PORTLAND (AP) – A federal judge ruled that the voter-approved gun-control measure in Oregon - which is one of the strictest in the country - was constitutional.
U.S. district judge Karin Immergut has ruled that requiring a permit for the purchase of a gun and banning large-capacity magazines is in line with "the history and tradition" of regulating firearms and weapons to protect the public's safety.
This decision follows a landmark U.S. Supreme Court ruling on the Second Amendment, which has caused confusion and divided judges over the permissible firearm restrictions. The decision changed the test lower courts used to evaluate challenges to firearm regulations. It told judges that gun restrictions must be in line with the "historical tradition" of firearm regulation.
Oregon voters narrowly approved Measure 114 in November, which requires residents undergo safety training and a criminal background check before obtaining a permit to purchase a firearm.
The law also prohibits the transfer, sale or import of magazines that hold more than 10 cartridges unless the magazine is owned by a member of the military or law enforcement. It can't be imported if the magazine was owned prior to the passage. After the law takes effect, those who own high-capacity magazine can only use them on a shooting range or in competitions. They cannot be used for hunting.
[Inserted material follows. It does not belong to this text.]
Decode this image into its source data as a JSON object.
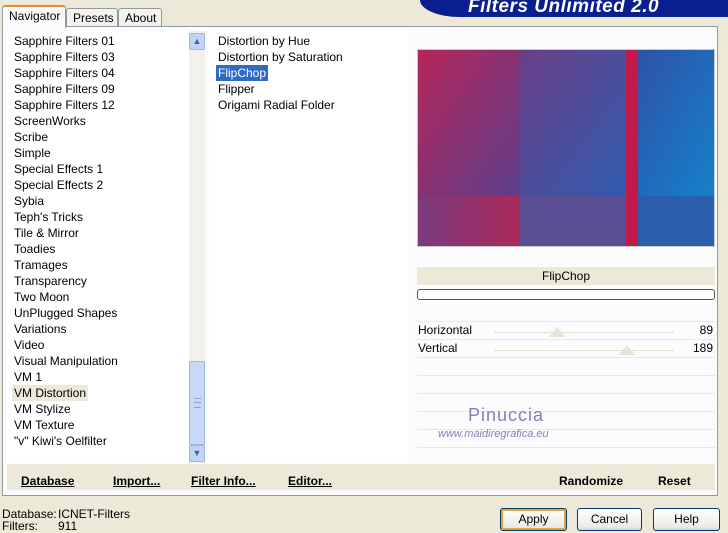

Immergut wrote that large capacity magazines "are not commonly used for personal defense, and therefore are not protected by Second Amendment". The Second Amendment allows governments to make sure that only law abiding, responsible citizens can keep and bear weapons.
It is possible that the latest U.S. District Court ruling will be appealed all the way to the U.S. Supreme Court.
As one of the first gun restrictions to be passed since the Supreme Court's ruling in June, the fate of the Oregon measure has been closely watched.